__WHAT TO DO__:
The exercise calls for every entry that follows to be repeated exactly.

Interface dataset entries:
== Segment start ==

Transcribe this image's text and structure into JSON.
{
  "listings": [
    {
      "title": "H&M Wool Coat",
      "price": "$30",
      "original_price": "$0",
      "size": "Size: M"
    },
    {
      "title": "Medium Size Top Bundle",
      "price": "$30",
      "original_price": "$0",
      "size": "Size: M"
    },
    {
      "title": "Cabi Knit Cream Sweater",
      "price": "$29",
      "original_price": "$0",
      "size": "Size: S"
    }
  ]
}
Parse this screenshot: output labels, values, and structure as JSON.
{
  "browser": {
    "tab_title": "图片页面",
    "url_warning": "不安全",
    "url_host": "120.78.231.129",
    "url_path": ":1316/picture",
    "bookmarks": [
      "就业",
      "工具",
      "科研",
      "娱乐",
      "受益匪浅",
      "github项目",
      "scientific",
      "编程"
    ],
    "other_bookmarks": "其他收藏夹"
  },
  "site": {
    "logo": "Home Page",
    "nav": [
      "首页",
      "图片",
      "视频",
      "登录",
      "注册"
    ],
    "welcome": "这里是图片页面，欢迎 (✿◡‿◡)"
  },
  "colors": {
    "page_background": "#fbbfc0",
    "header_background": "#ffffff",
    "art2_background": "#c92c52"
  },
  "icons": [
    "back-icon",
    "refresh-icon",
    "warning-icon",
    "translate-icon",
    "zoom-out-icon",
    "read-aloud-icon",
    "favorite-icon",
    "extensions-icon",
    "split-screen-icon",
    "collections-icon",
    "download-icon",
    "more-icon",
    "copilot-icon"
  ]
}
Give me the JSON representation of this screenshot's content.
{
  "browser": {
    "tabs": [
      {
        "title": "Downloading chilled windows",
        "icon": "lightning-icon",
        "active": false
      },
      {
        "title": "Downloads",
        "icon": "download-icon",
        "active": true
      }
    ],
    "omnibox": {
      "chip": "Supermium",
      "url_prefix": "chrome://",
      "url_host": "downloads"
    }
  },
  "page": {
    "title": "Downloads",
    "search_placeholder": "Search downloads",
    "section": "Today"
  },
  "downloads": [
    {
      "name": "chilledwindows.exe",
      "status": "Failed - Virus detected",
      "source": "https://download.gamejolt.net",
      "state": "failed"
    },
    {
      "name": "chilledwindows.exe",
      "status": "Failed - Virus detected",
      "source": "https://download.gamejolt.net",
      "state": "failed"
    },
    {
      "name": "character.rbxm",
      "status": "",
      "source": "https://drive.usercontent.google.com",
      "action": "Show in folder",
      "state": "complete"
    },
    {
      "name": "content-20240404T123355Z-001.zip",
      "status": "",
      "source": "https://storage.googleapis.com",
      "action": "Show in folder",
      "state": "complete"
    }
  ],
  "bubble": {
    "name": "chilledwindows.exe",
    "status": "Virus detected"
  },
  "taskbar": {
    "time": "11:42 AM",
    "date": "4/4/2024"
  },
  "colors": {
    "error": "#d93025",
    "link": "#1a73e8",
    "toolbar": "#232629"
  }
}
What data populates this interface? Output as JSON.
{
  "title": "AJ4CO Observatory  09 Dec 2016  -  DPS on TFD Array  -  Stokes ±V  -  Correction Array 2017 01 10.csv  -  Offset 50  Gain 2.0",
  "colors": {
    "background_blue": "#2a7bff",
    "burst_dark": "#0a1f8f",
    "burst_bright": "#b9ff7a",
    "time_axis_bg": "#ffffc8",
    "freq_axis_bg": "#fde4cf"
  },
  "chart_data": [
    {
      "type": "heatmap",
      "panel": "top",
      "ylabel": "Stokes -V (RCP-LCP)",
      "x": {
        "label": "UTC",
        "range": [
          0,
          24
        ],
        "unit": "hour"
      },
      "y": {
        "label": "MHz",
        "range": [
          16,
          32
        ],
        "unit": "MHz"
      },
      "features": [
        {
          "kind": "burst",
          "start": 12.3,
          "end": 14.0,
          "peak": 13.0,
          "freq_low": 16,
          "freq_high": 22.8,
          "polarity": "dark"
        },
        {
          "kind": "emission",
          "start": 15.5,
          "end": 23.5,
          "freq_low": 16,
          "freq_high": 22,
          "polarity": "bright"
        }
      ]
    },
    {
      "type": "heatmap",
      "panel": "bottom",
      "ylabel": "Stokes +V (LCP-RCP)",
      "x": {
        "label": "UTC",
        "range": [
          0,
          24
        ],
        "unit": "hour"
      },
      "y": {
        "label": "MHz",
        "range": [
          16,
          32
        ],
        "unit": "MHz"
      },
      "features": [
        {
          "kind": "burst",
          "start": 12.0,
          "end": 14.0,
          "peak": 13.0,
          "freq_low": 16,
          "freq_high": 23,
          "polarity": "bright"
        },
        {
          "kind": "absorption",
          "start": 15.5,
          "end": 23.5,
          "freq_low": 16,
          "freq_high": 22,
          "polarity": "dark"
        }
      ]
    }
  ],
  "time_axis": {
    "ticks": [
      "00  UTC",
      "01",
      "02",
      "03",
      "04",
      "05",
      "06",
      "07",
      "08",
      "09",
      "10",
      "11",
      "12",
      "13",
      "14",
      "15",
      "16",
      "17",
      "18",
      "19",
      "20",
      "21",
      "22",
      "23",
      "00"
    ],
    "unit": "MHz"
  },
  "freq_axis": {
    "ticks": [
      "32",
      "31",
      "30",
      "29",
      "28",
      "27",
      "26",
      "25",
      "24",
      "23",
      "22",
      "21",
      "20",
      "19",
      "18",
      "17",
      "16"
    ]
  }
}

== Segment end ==

__RESULT OF THE TASK__:
Transcribe this image's text and structure into JSON.
{
  "listings": [
    {
      "title": "H&M Wool Coat",
      "price": "$30",
      "original_price": "$0",
      "size": "Size: M"
    },
    {
      "title": "Medium Size Top Bundle",
      "price": "$30",
      "original_price": "$0",
      "size": "Size: M"
    },
    {
      "title": "Cabi Knit Cream Sweater",
      "price": "$29",
      "original_price": "$0",
      "size": "Size: S"
    }
  ]
}
Parse this screenshot: output labels, values, and structure as JSON.
{
  "browser": {
    "tab_title": "图片页面",
    "url_warning": "不安全",
    "url_host": "120.78.231.129",
    "url_path": ":1316/picture",
    "bookmarks": [
      "就业",
      "工具",
      "科研",
      "娱乐",
      "受益匪浅",
      "github项目",
      "scientific",
      "编程"
    ],
    "other_bookmarks": "其他收藏夹"
  },
  "site": {
    "logo": "Home Page",
    "nav": [
      "首页",
      "图片",
      "视频",
      "登录",
      "注册"
    ],
    "welcome": "这里是图片页面，欢迎 (✿◡‿◡)"
  },
  "colors": {
    "page_background": "#fbbfc0",
    "header_background": "#ffffff",
    "art2_background": "#c92c52"
  },
  "icons": [
    "back-icon",
    "refresh-icon",
    "warning-icon",
    "translate-icon",
    "zoom-out-icon",
    "read-aloud-icon",
    "favorite-icon",
    "extensions-icon",
    "split-screen-icon",
    "collections-icon",
    "download-icon",
    "more-icon",
    "copilot-icon"
  ]
}
Give me the JSON representation of this screenshot's content.
{
  "browser": {
    "tabs": [
      {
        "title": "Downloading chilled windows",
        "icon": "lightning-icon",
        "active": false
      },
      {
        "title": "Downloads",
        "icon": "download-icon",
        "active": true
      }
    ],
    "omnibox": {
      "chip": "Supermium",
      "url_prefix": "chrome://",
      "url_host": "downloads"
    }
  },
  "page": {
    "title": "Downloads",
    "search_placeholder": "Search downloads",
    "section": "Today"
  },
  "downloads": [
    {
      "name": "chilledwindows.exe",
      "status": "Failed - Virus detected",
      "source": "https://download.gamejolt.net",
      "state": "failed"
    },
    {
      "name": "chilledwindows.exe",
      "status": "Failed - Virus detected",
      "source": "https://download.gamejolt.net",
      "state": "failed"
    },
    {
      "name": "character.rbxm",
      "status": "",
      "source": "https://drive.usercontent.google.com",
      "action": "Show in folder",
      "state": "complete"
    },
    {
      "name": "content-20240404T123355Z-001.zip",
      "status": "",
      "source": "https://storage.googleapis.com",
      "action": "Show in folder",
      "state": "complete"
    }
  ],
  "bubble": {
    "name": "chilledwindows.exe",
    "status": "Virus detected"
  },
  "taskbar": {
    "time": "11:42 AM",
    "date": "4/4/2024"
  },
  "colors": {
    "error": "#d93025",
    "link": "#1a73e8",
    "toolbar": "#232629"
  }
}
What data populates this interface? Output as JSON.
{
  "title": "AJ4CO Observatory  09 Dec 2016  -  DPS on TFD Array  -  Stokes ±V  -  Correction Array 2017 01 10.csv  -  Offset 50  Gain 2.0",
  "colors": {
    "background_blue": "#2a7bff",
    "burst_dark": "#0a1f8f",
    "burst_bright": "#b9ff7a",
    "time_axis_bg": "#ffffc8",
    "freq_axis_bg": "#fde4cf"
  },
  "chart_data": [
    {
      "type": "heatmap",
      "panel": "top",
      "ylabel": "Stokes -V (RCP-LCP)",
      "x": {
        "label": "UTC",
        "range": [
          0,
          24
        ],
        "unit": "hour"
      },
      "y": {
        "label": "MHz",
        "range": [
          16,
          32
        ],
        "unit": "MHz"
      },
      "features": [
        {
          "kind": "burst",
          "start": 12.3,
          "end": 14.0,
          "peak": 13.0,
          "freq_low": 16,
          "freq_high": 22.8,
          "polarity": "dark"
        },
        {
          "kind": "emission",
          "start": 15.5,
          "end": 23.5,
          "freq_low": 16,
          "freq_high": 22,
          "polarity": "bright"
        }
      ]
    },
    {
      "type": "heatmap",
      "panel": "bottom",
      "ylabel": "Stokes +V (LCP-RCP)",
      "x": {
        "label": "UTC",
        "range": [
          0,
          24
        ],
        "unit": "hour"
      },
      "y": {
        "label": "MHz",
        "range": [
          16,
          32
        ],
        "unit": "MHz"
      },
      "features": [
        {
          "kind": "burst",
          "start": 12.0,
          "end": 14.0,
          "peak": 13.0,
          "freq_low": 16,
          "freq_high": 23,
          "polarity": "bright"
        },
        {
          "kind": "absorption",
          "start": 15.5,
          "end": 23.5,
          "freq_low": 16,
          "freq_high": 22,
          "polarity": "dark"
        }
      ]
    }
  ],
  "time_axis": {
    "ticks": [
      "00  UTC",
      "01",
      "02",
      "03",
      "04",
      "05",
      "06",
      "07",
      "08",
      "09",
      "10",
      "11",
      "12",
      "13",
      "14",
      "15",
      "16",
      "17",
      "18",
      "19",
      "20",
      "21",
      "22",
      "23",
      "00"
    ],
    "unit": "MHz"
  },
  "freq_axis": {
    "ticks": [
      "32",
      "31",
      "30",
      "29",
      "28",
      "27",
      "26",
      "25",
      "24",
      "23",
      "22",
      "21",
      "20",
      "19",
      "18",
      "17",
      "16"
    ]
  }
}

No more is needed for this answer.